I was studying jazz at Merced Junior College, learning how to play some of my favorites: Ragtime and Blues melodies on my clarinet. When I told Betty about how I loved to play, listen, and dance to this type of American-grown ethnic music, to my delight, she abruptly invited me to come with her to a weekend Jazz Festival. I had not heard about this festival, but I was sure not going to turn her down.
On Friday afternoon, I drove up the hill to Betty’s house and found a good place to park my Honda. There Betty was loading supplies into a cute little camper that was just large enough with sleeping room for two plus two seats in the front. I helped her with packing the camper, and organized the food she had bought for our trip. When we took off the sun was not yet down behind the hills. She knew how to get where we were going. I had never heard of the place, but it was only two hours away, with us winding south and east through the California foothills.

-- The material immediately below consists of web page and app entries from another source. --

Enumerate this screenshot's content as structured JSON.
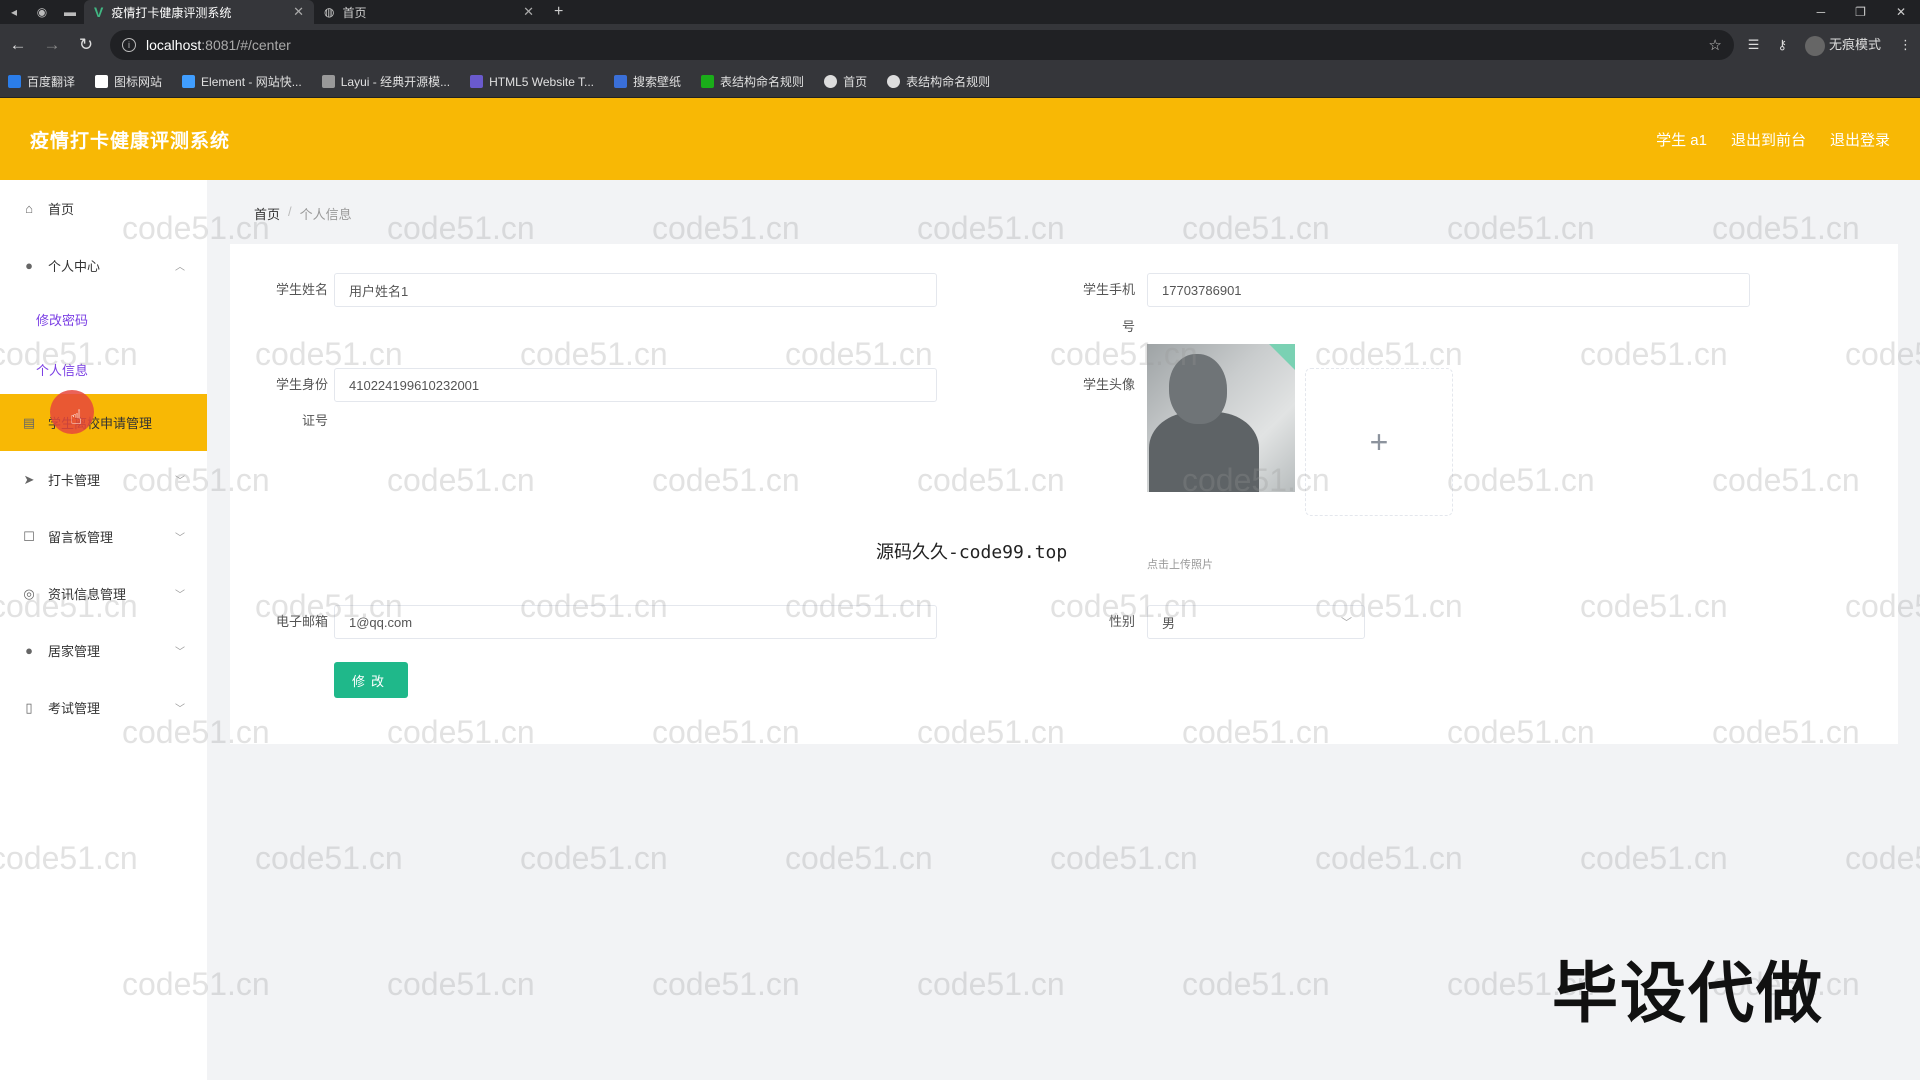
{
  "browser": {
    "tabs": [
      {
        "title": "疫情打卡健康评测系统",
        "active": true
      },
      {
        "title": "首页",
        "active": false
      }
    ],
    "url_host": "localhost",
    "url_path": ":8081/#/center",
    "profile_label": "无痕模式",
    "bookmarks": [
      "百度翻译",
      "图标网站",
      "Element - 网站快...",
      "Layui - 经典开源模...",
      "HTML5 Website T...",
      "搜索壁纸",
      "表结构命名规则",
      "首页",
      "表结构命名规则"
    ]
  },
  "header": {
    "title": "疫情打卡健康评测系统",
    "user": "学生 a1",
    "back_to_front": "退出到前台",
    "logout": "退出登录"
  },
  "sidebar": {
    "items": [
      {
        "label": "首页",
        "icon": "home-icon"
      },
      {
        "label": "个人中心",
        "icon": "user-icon",
        "sub": [
          "修改密码",
          "个人信息"
        ]
      },
      {
        "label": "学生离校申请管理",
        "icon": "file-icon",
        "active": true
      },
      {
        "label": "打卡管理",
        "icon": "send-icon"
      },
      {
        "label": "留言板管理",
        "icon": "message-icon"
      },
      {
        "label": "资讯信息管理",
        "icon": "info-icon"
      },
      {
        "label": "居家管理",
        "icon": "user-icon"
      },
      {
        "label": "考试管理",
        "icon": "exam-icon"
      }
    ]
  },
  "breadcrumb": {
    "home": "首页",
    "current": "个人信息"
  },
  "form": {
    "name_label": "学生姓名",
    "name_value": "用户姓名1",
    "phone_label_1": "学生手机",
    "phone_label_2": "号",
    "phone_value": "17703786901",
    "id_label_1": "学生身份",
    "id_label_2": "证号",
    "id_value": "410224199610232001",
    "avatar_label": "学生头像",
    "upload_tip": "点击上传照片",
    "email_label": "电子邮箱",
    "email_value": "1@qq.com",
    "gender_label": "性别",
    "gender_value": "男",
    "submit": "修改"
  },
  "overlay": {
    "watermark": "code51.cn",
    "caption": "源码久久-code99.top",
    "promo": "毕设代做"
  }
}
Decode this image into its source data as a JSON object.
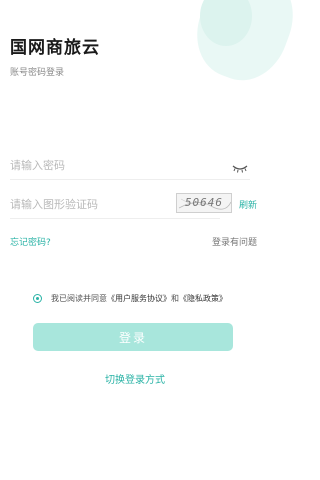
{
  "header": {
    "title": "国网商旅云",
    "subtitle": "账号密码登录"
  },
  "form": {
    "password_placeholder": "请输入密码",
    "captcha_placeholder": "请输入图形验证码",
    "captcha_code": "50646",
    "refresh_label": "刷新"
  },
  "links": {
    "forgot_password": "忘记密码?",
    "login_problem": "登录有问题"
  },
  "agreement": {
    "prefix": "我已阅读并同意",
    "user_agreement": "《用户服务协议》",
    "and": "和",
    "privacy_policy": "《隐私政策》"
  },
  "actions": {
    "login_label": "登录",
    "switch_method": "切换登录方式"
  },
  "colors": {
    "accent": "#2ab3a6",
    "button_disabled": "#a8e6dc"
  }
}
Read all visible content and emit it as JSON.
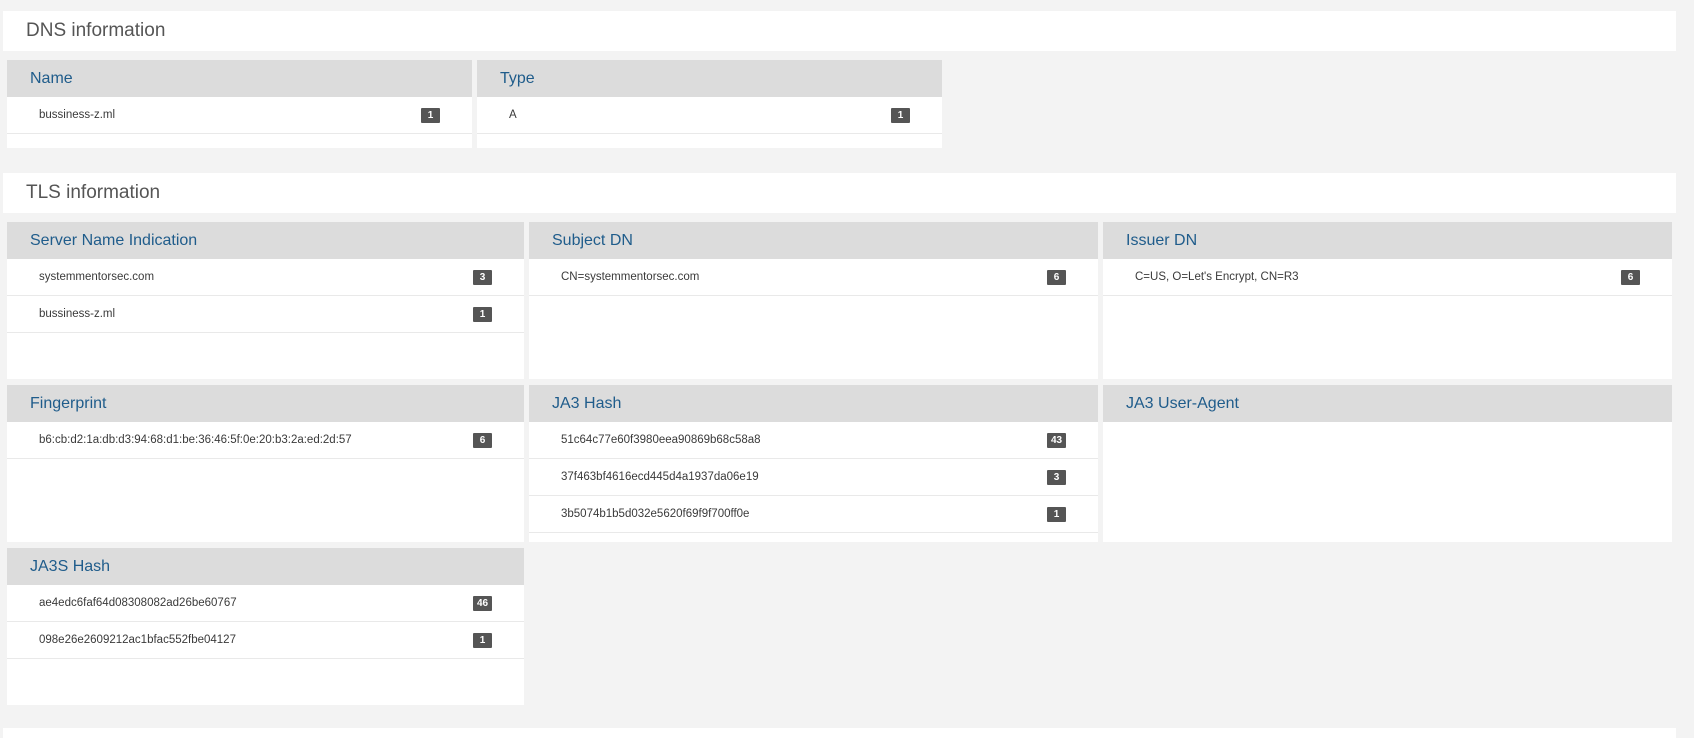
{
  "dns": {
    "title": "DNS information",
    "name": {
      "title": "Name",
      "rows": [
        {
          "value": "bussiness-z.ml",
          "count": "1"
        }
      ]
    },
    "type": {
      "title": "Type",
      "rows": [
        {
          "value": "A",
          "count": "1"
        }
      ]
    }
  },
  "tls": {
    "title": "TLS information",
    "sni": {
      "title": "Server Name Indication",
      "rows": [
        {
          "value": "systemmentorsec.com",
          "count": "3"
        },
        {
          "value": "bussiness-z.ml",
          "count": "1"
        }
      ]
    },
    "subject": {
      "title": "Subject DN",
      "rows": [
        {
          "value": "CN=systemmentorsec.com",
          "count": "6"
        }
      ]
    },
    "issuer": {
      "title": "Issuer DN",
      "rows": [
        {
          "value": "C=US, O=Let's Encrypt, CN=R3",
          "count": "6"
        }
      ]
    },
    "fingerprint": {
      "title": "Fingerprint",
      "rows": [
        {
          "value": "b6:cb:d2:1a:db:d3:94:68:d1:be:36:46:5f:0e:20:b3:2a:ed:2d:57",
          "count": "6"
        }
      ]
    },
    "ja3": {
      "title": "JA3 Hash",
      "rows": [
        {
          "value": "51c64c77e60f3980eea90869b68c58a8",
          "count": "43"
        },
        {
          "value": "37f463bf4616ecd445d4a1937da06e19",
          "count": "3"
        },
        {
          "value": "3b5074b1b5d032e5620f69f9f700ff0e",
          "count": "1"
        }
      ]
    },
    "ja3ua": {
      "title": "JA3 User-Agent",
      "rows": []
    },
    "ja3s": {
      "title": "JA3S Hash",
      "rows": [
        {
          "value": "ae4edc6faf64d08308082ad26be60767",
          "count": "46"
        },
        {
          "value": "098e26e2609212ac1bfac552fbe04127",
          "count": "1"
        }
      ]
    }
  }
}
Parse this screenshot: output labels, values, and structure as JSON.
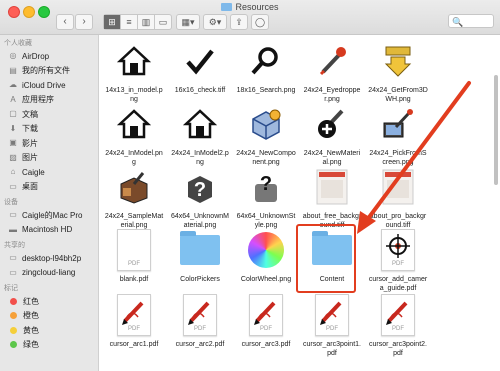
{
  "window": {
    "title": "Resources"
  },
  "toolbar": {
    "back": "‹",
    "forward": "›",
    "view_icon": "⊞",
    "view_list": "≡",
    "view_columns": "▥",
    "view_gallery": "▭",
    "group_by": "▦▾",
    "action": "⚙▾",
    "share": "⇪",
    "tag": "◯",
    "search_placeholder": "🔍"
  },
  "sidebar": {
    "favorites_header": "个人收藏",
    "favorites": [
      {
        "label": "AirDrop",
        "icon": "airdrop-icon",
        "glyph": "◎"
      },
      {
        "label": "我的所有文件",
        "icon": "all-files-icon",
        "glyph": "▤"
      },
      {
        "label": "iCloud Drive",
        "icon": "cloud-icon",
        "glyph": "☁"
      },
      {
        "label": "应用程序",
        "icon": "applications-icon",
        "glyph": "A"
      },
      {
        "label": "文稿",
        "icon": "documents-icon",
        "glyph": "▢"
      },
      {
        "label": "下载",
        "icon": "downloads-icon",
        "glyph": "⬇"
      },
      {
        "label": "影片",
        "icon": "movies-icon",
        "glyph": "▣"
      },
      {
        "label": "图片",
        "icon": "pictures-icon",
        "glyph": "▨"
      },
      {
        "label": "Caigle",
        "icon": "home-icon",
        "glyph": "⌂"
      },
      {
        "label": "桌面",
        "icon": "desktop-icon",
        "glyph": "▭"
      }
    ],
    "devices_header": "设备",
    "devices": [
      {
        "label": "Caigle的Mac Pro",
        "icon": "laptop-icon",
        "glyph": "▭"
      },
      {
        "label": "Macintosh HD",
        "icon": "hard-drive-icon",
        "glyph": "▬"
      }
    ],
    "shared_header": "共享的",
    "shared": [
      {
        "label": "desktop-l94bh2p",
        "icon": "network-computer-icon",
        "glyph": "▭"
      },
      {
        "label": "zingcloud-liang",
        "icon": "network-computer-icon",
        "glyph": "▭"
      }
    ],
    "tags_header": "标记",
    "tags": [
      {
        "label": "红色",
        "color": "#f2504b"
      },
      {
        "label": "橙色",
        "color": "#f6a13a"
      },
      {
        "label": "黄色",
        "color": "#f5cf3a"
      },
      {
        "label": "绿色",
        "color": "#5cc64a"
      }
    ]
  },
  "files": [
    {
      "name": "14x13_in_model.png",
      "icon": "house-icon"
    },
    {
      "name": "16x16_check.tiff",
      "icon": "check-icon"
    },
    {
      "name": "18x16_Search.png",
      "icon": "magnifier-icon"
    },
    {
      "name": "24x24_Eyedropper.png",
      "icon": "eyedropper-icon"
    },
    {
      "name": "24x24_GetFrom3DWH.png",
      "icon": "download-arrow-icon"
    },
    {
      "name": "24x24_InModel.png",
      "icon": "house-icon"
    },
    {
      "name": "24x24_InModel2.png",
      "icon": "house-icon"
    },
    {
      "name": "24x24_NewComponent.png",
      "icon": "component-icon"
    },
    {
      "name": "24x24_NewMaterial.png",
      "icon": "material-icon"
    },
    {
      "name": "24x24_PickFromScreen.png",
      "icon": "picker-icon"
    },
    {
      "name": "24x24_SampleMaterial.png",
      "icon": "sample-material-icon"
    },
    {
      "name": "64x64_UnknownMaterial.png",
      "icon": "unknown-material-icon"
    },
    {
      "name": "64x64_UnknownStyle.png",
      "icon": "unknown-style-icon"
    },
    {
      "name": "about_free_background.tiff",
      "icon": "image-thumbnail-icon"
    },
    {
      "name": "about_pro_background.tiff",
      "icon": "image-thumbnail-icon"
    },
    {
      "name": "blank.pdf",
      "icon": "pdf-icon"
    },
    {
      "name": "ColorPickers",
      "icon": "folder-icon"
    },
    {
      "name": "ColorWheel.png",
      "icon": "color-wheel-icon"
    },
    {
      "name": "Content",
      "icon": "folder-icon"
    },
    {
      "name": "cursor_add_camera_guide.pdf",
      "icon": "crosshair-icon"
    },
    {
      "name": "cursor_arc1.pdf",
      "icon": "pencil-icon"
    },
    {
      "name": "cursor_arc2.pdf",
      "icon": "pencil-icon"
    },
    {
      "name": "cursor_arc3.pdf",
      "icon": "pencil-icon"
    },
    {
      "name": "cursor_arc3point1.pdf",
      "icon": "pencil-icon"
    },
    {
      "name": "cursor_arc3point2.pdf",
      "icon": "pencil-icon"
    }
  ],
  "pdf_label": "PDF",
  "colors": {
    "annotation": "#e23d1f",
    "folder": "#7fc1f0"
  }
}
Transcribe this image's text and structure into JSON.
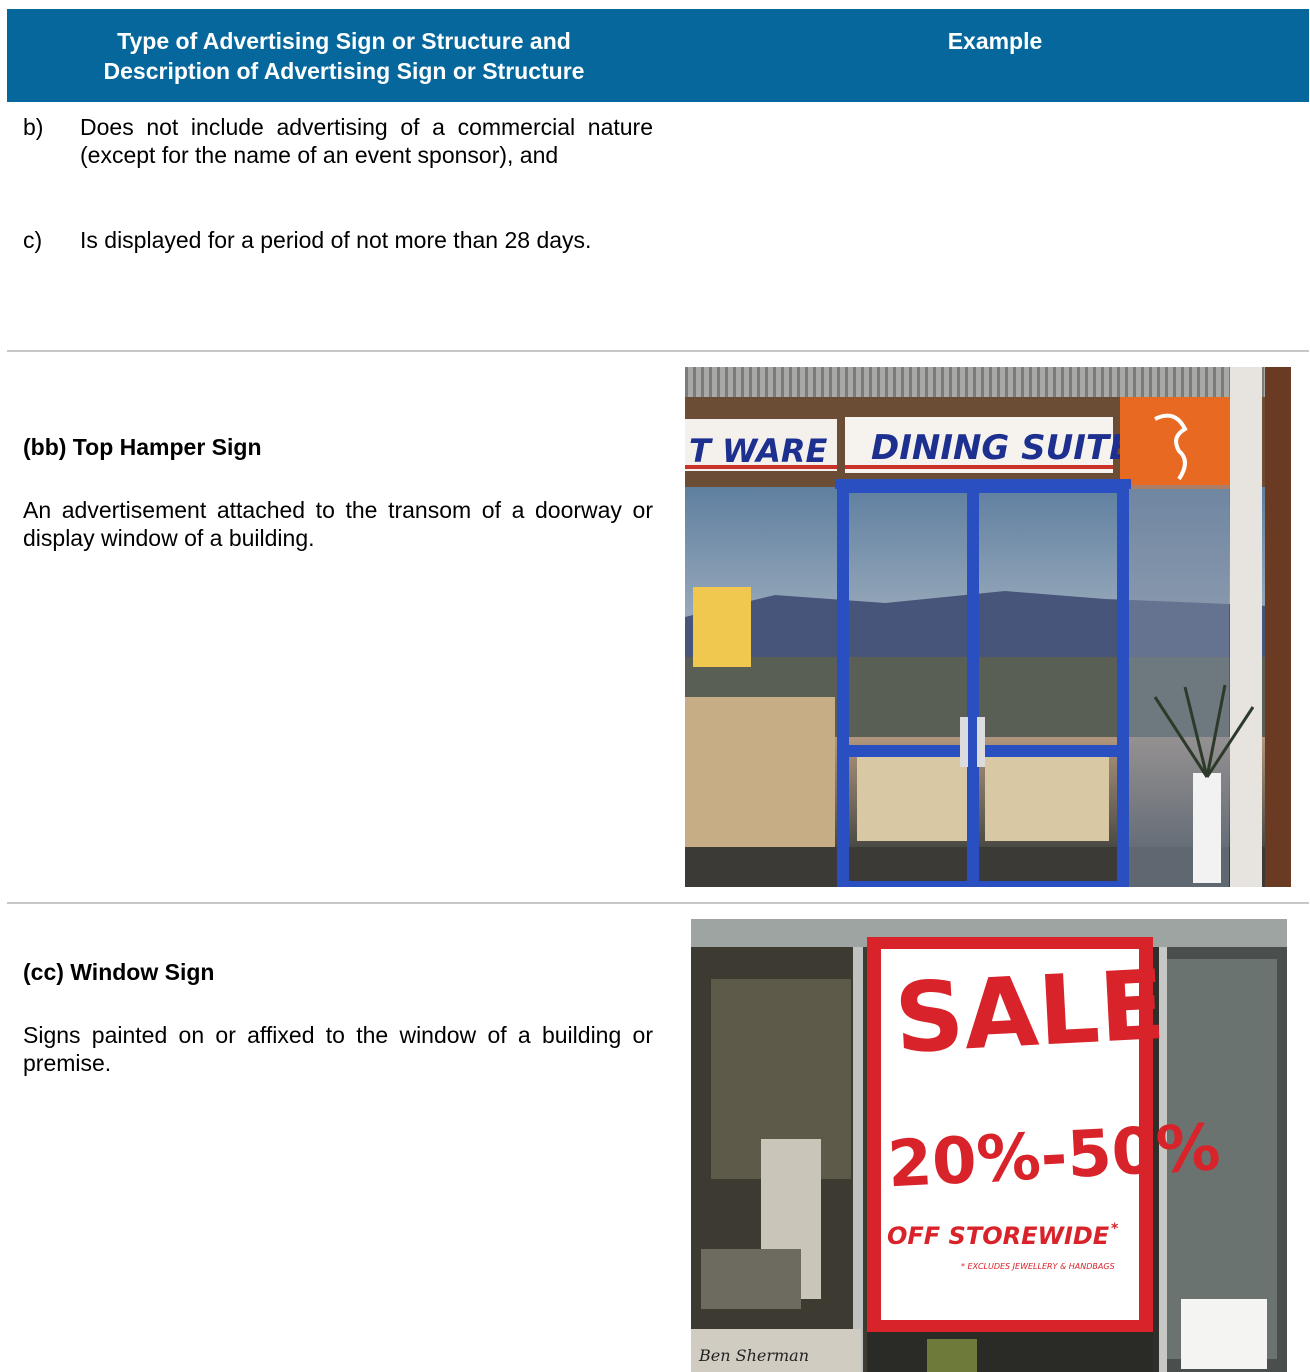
{
  "header": {
    "col1_line1": "Type of Advertising Sign or Structure and",
    "col1_line2": "Description of Advertising Sign or Structure",
    "col2": "Example"
  },
  "continued_items": [
    {
      "mark": "b)",
      "text": "Does not include advertising of a commercial nature (except for the name of an event sponsor), and"
    },
    {
      "mark": "c)",
      "text": "Is displayed for a period of not more than 28 days."
    }
  ],
  "sections": [
    {
      "title": "(bb) Top Hamper Sign",
      "description": "An advertisement attached to the transom of a doorway or display window of a building.",
      "photo_text": {
        "sign_main": "DINING SUITES",
        "sign_left": "T WARE"
      }
    },
    {
      "title": "(cc) Window Sign",
      "description": "Signs painted on or affixed to the window of a building or premise.",
      "photo_text": {
        "line1": "SALE",
        "line2": "20%-50%",
        "line3": "OFF STOREWIDE",
        "asterisk": "*",
        "footnote": "* EXCLUDES JEWELLERY & HANDBAGS",
        "brand": "Ben Sherman"
      }
    }
  ],
  "colors": {
    "header_bg": "#05679b",
    "divider": "#c8c8c8",
    "door_frame": "#2a4fc0",
    "sale_red": "#d8232a"
  }
}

When I began to see lots of campers parked under trees, Betty told me that these were the club she belonged to called “Singles on Wheels”. This was a club for single people who arranged to go somewhere special every month. People were walking from their campers towards a brightly lit wood plank stage. There, four musicians were vigorously playing their instruments and singing, with amplifiers to disperse their jazz music out to the crowd.
Betty found a good spot to park her camper under a tree. Both of us were hungry by now, so we pulled the food she had prepared for us out of the ice box and we ate before heading down the hill to join the enthusiastic audience. We found ourselves an area on one of the benches lined up under the trees, and settled down to enjoy the music. Several groups performed, with avid applause between each set. When the program was over we hiked back to her camper and settled down for a good night’s sleep.
The next morning, after sharing fruit and cereal from her icebox, we decided to go on a hike. Walking up the hill we discovered that there were various bands scattered here and there along the trail, rehearsing their music. Later we walked back to listen to the performances scheduled on the stage, and I was glad the benches were in shade under the trees, so the hot afternoon sun was not a problem.
Betty had friends here who belonged to her group “Singles on Wheels.” They also had arrived in their campers to enjoy the festival. When evening came, they built a campfire and circled it with chairs brought from their campers. I was invited to sit down, but to my shock the chair collapsed and there I was sitting on the ground.
The “Singles on Wheels” group talked around their fire for some time, but Betty was the only one I knew, so I went back to her little camper, raided the icebox, and carried my food back to where I could watch the performers. Betty joined me and we stayed up having a good time watching the performers and listening to the songs, melodies, syncopations, and improvisations until the concert was over. We hiked back to her camper, hit the hay, and slept very well.
In the morning we made a final raid on the ice box and then got on the road. Betty drove us safely back to her house. From there, I drove myself home, where I plugged in my tapes of jazz music and re-lived the concert.